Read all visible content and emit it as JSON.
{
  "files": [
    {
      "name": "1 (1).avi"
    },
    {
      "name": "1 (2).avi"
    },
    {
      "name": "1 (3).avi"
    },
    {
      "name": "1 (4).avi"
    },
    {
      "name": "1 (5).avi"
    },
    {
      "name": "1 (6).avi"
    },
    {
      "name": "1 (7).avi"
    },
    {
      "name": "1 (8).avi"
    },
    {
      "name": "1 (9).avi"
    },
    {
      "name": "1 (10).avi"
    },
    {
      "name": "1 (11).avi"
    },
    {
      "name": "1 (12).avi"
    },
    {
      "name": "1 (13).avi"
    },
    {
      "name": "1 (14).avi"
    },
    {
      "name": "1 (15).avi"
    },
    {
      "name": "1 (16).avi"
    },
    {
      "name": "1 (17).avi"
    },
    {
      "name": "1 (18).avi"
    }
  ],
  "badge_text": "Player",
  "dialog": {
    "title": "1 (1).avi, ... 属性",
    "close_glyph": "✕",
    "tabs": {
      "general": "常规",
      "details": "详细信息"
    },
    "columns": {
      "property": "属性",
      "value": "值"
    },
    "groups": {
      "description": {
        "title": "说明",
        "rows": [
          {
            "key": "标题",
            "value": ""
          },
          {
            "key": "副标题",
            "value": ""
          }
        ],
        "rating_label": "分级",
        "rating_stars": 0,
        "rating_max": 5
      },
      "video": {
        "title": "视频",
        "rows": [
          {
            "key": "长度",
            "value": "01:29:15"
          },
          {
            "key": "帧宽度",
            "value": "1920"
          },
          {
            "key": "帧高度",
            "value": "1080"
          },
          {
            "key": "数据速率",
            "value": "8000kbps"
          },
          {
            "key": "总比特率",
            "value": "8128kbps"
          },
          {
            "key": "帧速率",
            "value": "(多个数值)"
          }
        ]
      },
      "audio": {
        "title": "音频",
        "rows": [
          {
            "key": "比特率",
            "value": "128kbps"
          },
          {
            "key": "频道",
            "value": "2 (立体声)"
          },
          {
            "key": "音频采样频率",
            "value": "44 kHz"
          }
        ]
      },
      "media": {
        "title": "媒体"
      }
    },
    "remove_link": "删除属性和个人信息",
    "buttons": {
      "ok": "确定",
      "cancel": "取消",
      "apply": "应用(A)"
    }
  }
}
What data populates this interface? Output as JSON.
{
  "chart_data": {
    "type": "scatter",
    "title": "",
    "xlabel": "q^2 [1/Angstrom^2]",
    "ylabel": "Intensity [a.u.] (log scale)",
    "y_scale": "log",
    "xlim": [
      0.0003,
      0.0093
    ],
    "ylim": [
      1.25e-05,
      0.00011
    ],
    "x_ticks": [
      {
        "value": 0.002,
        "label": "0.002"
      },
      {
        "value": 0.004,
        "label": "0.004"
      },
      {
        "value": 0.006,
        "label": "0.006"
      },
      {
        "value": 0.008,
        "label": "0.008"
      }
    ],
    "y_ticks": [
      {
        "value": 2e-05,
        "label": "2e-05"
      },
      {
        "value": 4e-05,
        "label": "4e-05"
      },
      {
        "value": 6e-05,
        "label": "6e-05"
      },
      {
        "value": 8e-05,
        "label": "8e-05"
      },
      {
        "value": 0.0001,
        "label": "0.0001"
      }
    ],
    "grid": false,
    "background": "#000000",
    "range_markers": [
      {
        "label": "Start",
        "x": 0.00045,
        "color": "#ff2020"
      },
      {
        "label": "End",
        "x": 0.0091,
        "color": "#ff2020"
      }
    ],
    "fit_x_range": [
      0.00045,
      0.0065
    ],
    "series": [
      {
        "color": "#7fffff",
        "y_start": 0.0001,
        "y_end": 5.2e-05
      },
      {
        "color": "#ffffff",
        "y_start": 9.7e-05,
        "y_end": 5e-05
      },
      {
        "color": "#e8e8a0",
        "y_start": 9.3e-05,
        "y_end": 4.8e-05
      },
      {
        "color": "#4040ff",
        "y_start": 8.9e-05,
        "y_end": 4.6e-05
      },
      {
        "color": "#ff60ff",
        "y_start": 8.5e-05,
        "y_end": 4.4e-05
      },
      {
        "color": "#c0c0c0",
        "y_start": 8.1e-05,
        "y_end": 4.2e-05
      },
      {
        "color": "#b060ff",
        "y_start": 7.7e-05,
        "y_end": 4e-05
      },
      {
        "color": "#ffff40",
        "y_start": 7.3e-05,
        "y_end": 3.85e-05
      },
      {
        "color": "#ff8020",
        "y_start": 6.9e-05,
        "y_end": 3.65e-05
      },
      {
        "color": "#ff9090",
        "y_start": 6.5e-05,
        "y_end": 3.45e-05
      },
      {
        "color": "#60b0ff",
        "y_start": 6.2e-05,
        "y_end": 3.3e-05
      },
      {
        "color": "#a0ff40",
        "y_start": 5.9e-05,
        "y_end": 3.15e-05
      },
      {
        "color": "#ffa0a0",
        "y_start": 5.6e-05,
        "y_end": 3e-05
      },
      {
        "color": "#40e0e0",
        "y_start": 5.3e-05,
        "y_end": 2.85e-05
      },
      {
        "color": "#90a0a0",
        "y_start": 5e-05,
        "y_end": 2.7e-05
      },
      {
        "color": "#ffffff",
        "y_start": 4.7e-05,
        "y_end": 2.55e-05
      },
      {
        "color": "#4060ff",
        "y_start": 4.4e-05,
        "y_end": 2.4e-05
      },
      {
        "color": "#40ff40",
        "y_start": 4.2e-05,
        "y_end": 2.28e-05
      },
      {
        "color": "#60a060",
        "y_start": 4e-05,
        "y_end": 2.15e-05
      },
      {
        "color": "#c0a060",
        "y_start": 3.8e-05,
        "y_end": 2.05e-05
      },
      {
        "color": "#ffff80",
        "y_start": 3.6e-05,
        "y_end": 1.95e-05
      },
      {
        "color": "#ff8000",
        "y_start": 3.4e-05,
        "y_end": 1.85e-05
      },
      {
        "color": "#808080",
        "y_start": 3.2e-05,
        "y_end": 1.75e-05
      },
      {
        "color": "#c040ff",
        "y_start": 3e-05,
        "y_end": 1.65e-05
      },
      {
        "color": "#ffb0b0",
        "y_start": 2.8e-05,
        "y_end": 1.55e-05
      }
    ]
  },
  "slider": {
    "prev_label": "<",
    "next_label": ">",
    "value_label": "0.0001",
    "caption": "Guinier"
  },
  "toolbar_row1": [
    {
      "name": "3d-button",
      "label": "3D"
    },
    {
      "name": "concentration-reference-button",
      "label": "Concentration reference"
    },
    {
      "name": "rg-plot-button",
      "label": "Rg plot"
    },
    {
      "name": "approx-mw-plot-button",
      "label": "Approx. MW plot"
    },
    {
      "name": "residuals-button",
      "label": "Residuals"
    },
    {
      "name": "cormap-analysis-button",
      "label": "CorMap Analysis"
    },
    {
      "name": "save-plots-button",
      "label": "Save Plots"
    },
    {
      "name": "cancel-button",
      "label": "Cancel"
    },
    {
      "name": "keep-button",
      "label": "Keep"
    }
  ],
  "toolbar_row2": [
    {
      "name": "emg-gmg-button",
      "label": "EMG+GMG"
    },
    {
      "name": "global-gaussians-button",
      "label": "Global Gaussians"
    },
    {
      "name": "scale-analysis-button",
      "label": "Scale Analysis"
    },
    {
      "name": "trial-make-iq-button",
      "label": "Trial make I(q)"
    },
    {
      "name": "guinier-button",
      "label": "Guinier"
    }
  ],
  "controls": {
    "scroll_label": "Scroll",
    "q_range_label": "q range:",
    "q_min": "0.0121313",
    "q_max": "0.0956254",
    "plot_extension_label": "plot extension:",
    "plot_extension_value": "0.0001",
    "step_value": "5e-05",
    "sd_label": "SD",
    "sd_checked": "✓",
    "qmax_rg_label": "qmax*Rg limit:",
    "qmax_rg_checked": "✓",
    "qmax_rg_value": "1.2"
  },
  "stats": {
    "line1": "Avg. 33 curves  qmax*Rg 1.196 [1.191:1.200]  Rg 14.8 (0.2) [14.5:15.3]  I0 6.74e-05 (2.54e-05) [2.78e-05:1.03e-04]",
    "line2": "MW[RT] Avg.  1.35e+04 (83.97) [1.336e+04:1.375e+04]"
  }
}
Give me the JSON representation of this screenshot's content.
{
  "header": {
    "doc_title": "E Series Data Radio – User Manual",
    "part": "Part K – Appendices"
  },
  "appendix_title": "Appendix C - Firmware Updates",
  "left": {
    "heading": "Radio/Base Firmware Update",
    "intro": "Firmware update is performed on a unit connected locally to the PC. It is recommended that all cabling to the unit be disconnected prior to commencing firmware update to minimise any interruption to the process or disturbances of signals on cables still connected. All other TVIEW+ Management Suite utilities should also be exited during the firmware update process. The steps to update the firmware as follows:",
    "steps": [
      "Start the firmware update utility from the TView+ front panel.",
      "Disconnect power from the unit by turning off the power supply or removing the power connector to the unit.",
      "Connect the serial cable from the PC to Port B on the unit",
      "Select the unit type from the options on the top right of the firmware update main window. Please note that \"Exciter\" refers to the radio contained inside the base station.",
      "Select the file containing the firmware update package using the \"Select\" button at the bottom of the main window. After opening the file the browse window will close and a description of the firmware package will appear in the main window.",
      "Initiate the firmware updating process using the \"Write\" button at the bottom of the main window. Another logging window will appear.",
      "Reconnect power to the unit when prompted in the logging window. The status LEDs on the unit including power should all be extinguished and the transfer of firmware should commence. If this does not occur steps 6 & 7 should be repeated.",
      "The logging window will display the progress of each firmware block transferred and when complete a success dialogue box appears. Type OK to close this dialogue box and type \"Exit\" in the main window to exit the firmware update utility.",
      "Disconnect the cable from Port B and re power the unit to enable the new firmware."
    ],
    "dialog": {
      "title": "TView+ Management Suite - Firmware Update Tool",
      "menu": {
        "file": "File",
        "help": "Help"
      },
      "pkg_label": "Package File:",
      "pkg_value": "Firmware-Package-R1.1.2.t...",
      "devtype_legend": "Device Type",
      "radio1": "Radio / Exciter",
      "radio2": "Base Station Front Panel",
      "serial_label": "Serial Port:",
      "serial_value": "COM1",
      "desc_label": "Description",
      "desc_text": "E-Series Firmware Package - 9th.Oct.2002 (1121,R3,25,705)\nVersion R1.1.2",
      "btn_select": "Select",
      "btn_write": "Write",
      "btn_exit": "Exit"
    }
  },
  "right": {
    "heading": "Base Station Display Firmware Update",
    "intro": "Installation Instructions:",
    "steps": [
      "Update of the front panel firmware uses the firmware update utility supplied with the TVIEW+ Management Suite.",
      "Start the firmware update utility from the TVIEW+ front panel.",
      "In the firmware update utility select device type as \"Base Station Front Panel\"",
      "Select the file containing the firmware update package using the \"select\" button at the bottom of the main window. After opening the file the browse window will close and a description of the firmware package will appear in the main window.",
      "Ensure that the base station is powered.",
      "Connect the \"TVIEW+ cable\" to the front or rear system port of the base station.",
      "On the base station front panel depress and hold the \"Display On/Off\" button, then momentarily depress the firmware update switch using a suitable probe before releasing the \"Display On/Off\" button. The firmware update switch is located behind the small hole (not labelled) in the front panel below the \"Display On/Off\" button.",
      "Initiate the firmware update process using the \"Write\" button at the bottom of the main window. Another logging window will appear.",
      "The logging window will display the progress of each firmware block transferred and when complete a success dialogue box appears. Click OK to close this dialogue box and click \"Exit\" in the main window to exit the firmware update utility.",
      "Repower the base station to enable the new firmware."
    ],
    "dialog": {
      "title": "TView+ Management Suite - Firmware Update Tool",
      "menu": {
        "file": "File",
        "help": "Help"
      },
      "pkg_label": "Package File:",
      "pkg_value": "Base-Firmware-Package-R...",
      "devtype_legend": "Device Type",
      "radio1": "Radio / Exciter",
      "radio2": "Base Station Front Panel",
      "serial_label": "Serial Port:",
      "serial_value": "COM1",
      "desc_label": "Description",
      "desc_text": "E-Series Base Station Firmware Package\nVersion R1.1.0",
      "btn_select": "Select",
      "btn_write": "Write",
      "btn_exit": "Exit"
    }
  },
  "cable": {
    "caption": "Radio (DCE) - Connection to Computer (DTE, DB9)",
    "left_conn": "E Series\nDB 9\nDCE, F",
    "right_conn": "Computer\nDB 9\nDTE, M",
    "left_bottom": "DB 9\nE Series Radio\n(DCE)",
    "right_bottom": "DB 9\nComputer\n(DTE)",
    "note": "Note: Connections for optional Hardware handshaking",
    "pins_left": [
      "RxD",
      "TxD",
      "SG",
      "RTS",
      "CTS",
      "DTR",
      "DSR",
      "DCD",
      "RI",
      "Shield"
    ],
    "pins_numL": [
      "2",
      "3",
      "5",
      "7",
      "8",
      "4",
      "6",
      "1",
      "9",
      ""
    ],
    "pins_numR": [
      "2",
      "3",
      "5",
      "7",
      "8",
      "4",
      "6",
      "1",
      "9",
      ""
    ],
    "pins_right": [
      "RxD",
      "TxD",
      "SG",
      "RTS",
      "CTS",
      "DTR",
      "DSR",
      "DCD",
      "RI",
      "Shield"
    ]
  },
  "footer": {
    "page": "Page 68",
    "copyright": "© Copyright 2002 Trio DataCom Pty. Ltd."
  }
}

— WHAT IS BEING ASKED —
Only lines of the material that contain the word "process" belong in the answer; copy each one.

— RESPONSE TO THIS EXERCISE —
    "intro": "Firmware update is performed on a unit connected locally to the PC. It is recommended that all cabling to the unit be disconnected prior to commencing firmware update to minimise any interruption to the process or disturbances of signals on cables still connected. All other TVIEW+ Management Suite utilities should also be exited during the firmware update process. The steps to update the firmware as follows:",
      "Initiate the firmware updating process using the \"Write\" button at the bottom of the main window. Another logging window will appear.",
      "Initiate the firmware update process using the \"Write\" button at the bottom of the main window. Another logging window will appear.",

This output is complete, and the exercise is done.